──────── Listed records ────────

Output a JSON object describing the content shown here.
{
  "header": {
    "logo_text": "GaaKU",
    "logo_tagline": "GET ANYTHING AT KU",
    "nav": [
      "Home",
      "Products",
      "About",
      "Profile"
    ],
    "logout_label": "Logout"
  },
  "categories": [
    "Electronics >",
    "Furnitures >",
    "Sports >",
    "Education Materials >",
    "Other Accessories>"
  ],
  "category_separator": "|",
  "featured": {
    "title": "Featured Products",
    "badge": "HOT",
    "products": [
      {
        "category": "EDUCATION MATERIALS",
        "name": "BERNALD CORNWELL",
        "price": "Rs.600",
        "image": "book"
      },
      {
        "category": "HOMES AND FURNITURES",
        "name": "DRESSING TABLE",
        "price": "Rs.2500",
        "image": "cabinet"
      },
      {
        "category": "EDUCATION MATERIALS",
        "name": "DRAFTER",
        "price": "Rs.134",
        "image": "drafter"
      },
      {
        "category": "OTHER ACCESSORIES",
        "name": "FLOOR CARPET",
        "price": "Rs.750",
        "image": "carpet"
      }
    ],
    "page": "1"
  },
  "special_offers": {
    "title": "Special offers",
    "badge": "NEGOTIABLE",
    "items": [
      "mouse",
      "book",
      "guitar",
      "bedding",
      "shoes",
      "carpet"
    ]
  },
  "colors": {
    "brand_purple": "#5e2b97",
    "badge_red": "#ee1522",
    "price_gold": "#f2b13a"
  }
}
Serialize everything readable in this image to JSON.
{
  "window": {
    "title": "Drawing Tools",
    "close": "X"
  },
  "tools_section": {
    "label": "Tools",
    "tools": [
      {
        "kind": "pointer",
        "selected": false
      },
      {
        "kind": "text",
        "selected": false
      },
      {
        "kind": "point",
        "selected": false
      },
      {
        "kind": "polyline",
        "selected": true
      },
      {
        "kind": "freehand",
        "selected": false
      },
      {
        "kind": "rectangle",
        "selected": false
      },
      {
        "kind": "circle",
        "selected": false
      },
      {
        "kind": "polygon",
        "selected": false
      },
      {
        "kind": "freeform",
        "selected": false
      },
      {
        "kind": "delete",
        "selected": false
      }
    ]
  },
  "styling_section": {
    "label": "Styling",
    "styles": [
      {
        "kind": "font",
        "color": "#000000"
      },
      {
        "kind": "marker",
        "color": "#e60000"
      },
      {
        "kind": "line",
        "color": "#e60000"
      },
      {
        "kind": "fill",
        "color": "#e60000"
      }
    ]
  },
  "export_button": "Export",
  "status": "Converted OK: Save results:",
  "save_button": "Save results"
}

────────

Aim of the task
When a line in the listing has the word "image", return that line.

Solution to this exercise
        "image": "book"
        "image": "cabinet"
        "image": "drafter"
        "image": "carpet"
Serialize everything readable in this image to JSON.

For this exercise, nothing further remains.